There she is, the baby antelope still covered with remnants of her mother’s placenta and amniotic fluid on her back, just five minutes after coming out of her mother’s womb, just see her running already.
She has no time to waste on suckling and feeding, nor on cuddling or cooing. She is running as if she was born to run, though only six minutes old.
She has no time to be vaccinated, learn how to talk, spell, or multiply or divide. It is simple math: the kid antelope has to hit the ground running, no matter that she had seen the sun over the savannah for the first time only seven minutes ago.
She has no time for conditioning or tactical training, or to undergo psychological tests or lessons on the proper breathing techniques.
There she is, chased by one of the fastest creatures on earth the cheetah, yet the young antelope in her minute of adolescence speeds up like a top class runner.
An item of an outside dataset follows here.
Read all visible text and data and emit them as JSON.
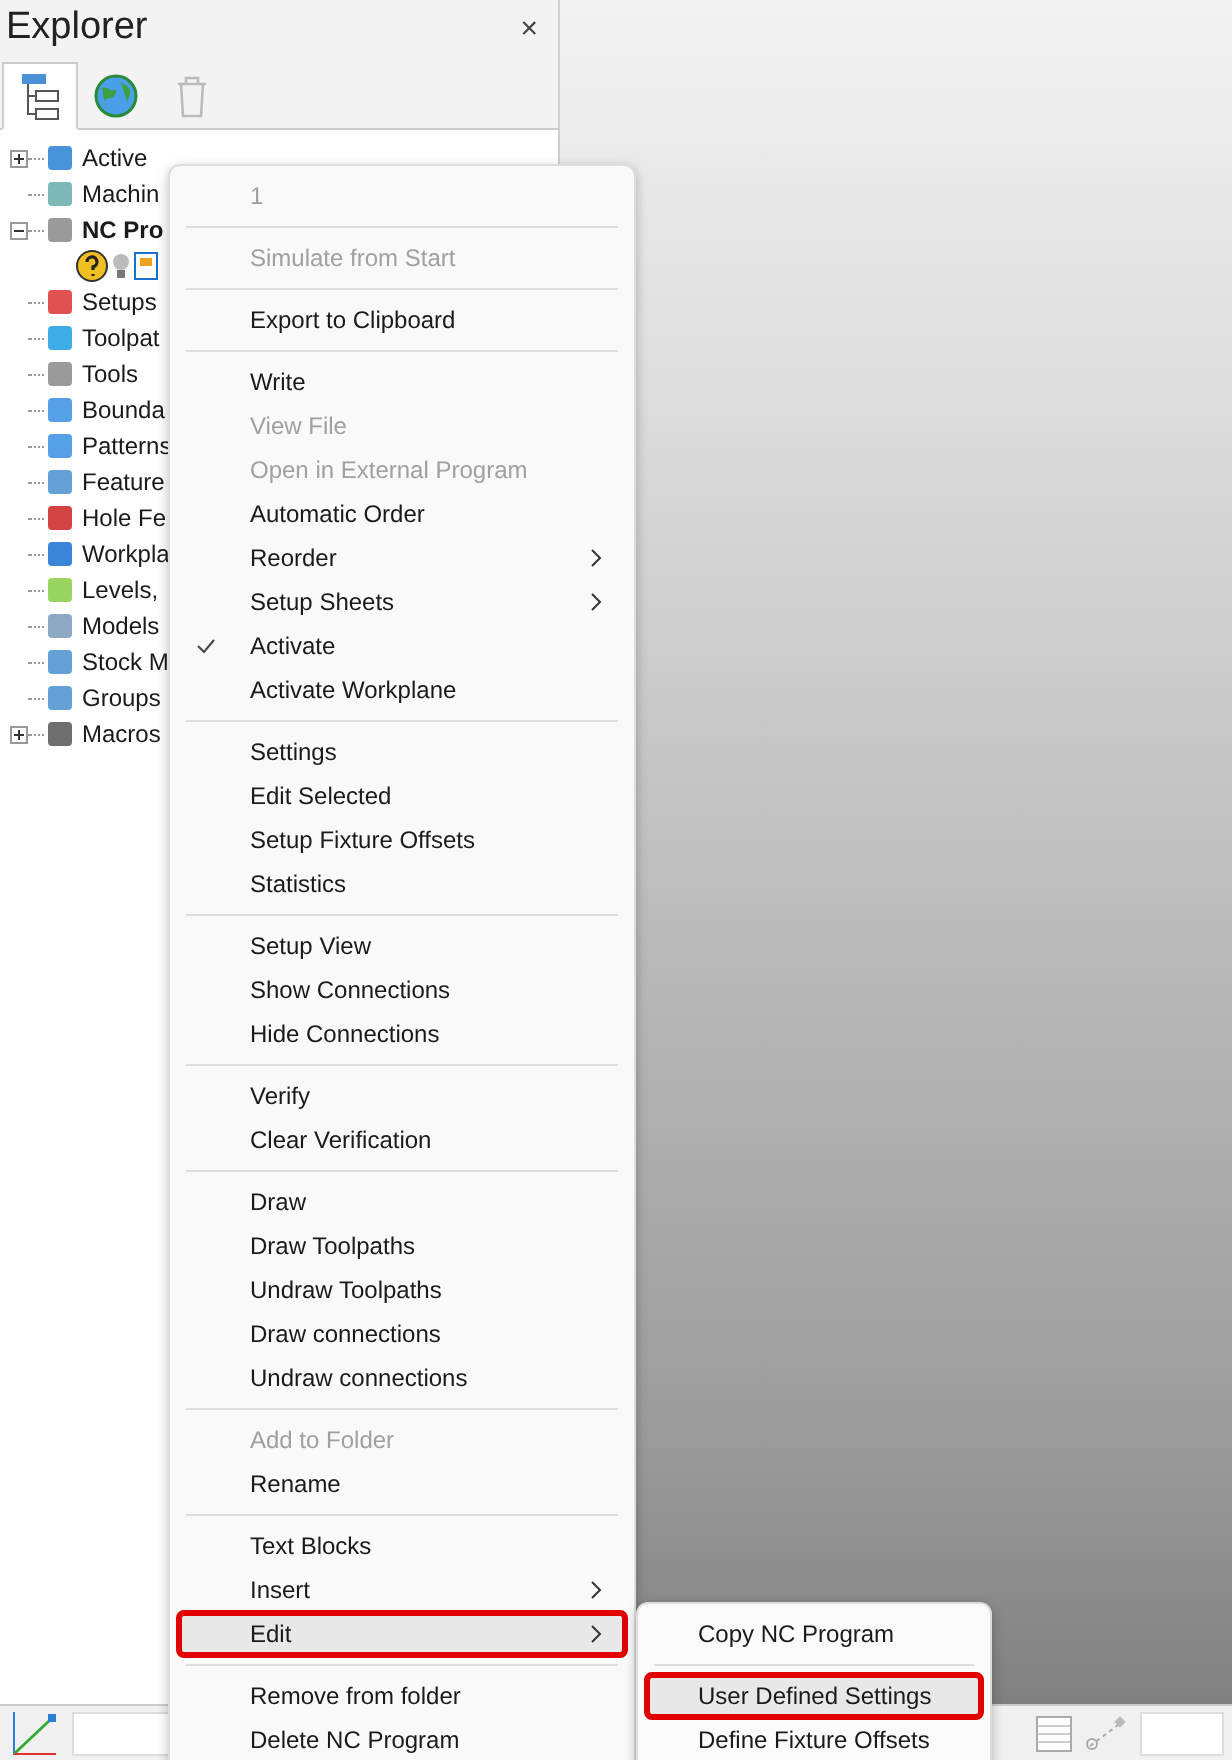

She can outrun and outfinesse even the current world record holder, regardless of the fact that her hoofs have barely touched the ground for the past eight minutes.
At the beginning of the ninth minute of her life, this already grown up antelope is running so fast that one might think that she already knows how to fly. She has no time to meditate on the meaning of life: she will leave that to those that might stumble their way to the ninth decade of life. All she does is run, five meters behind her mother. She doesn’t have time to think about death, either: it’s a topic for those that have forgotten how to live. At the end of the ninth minute of her life, she can freely say that she has spent her whole life running.
Тranslated by Milan Damjanoski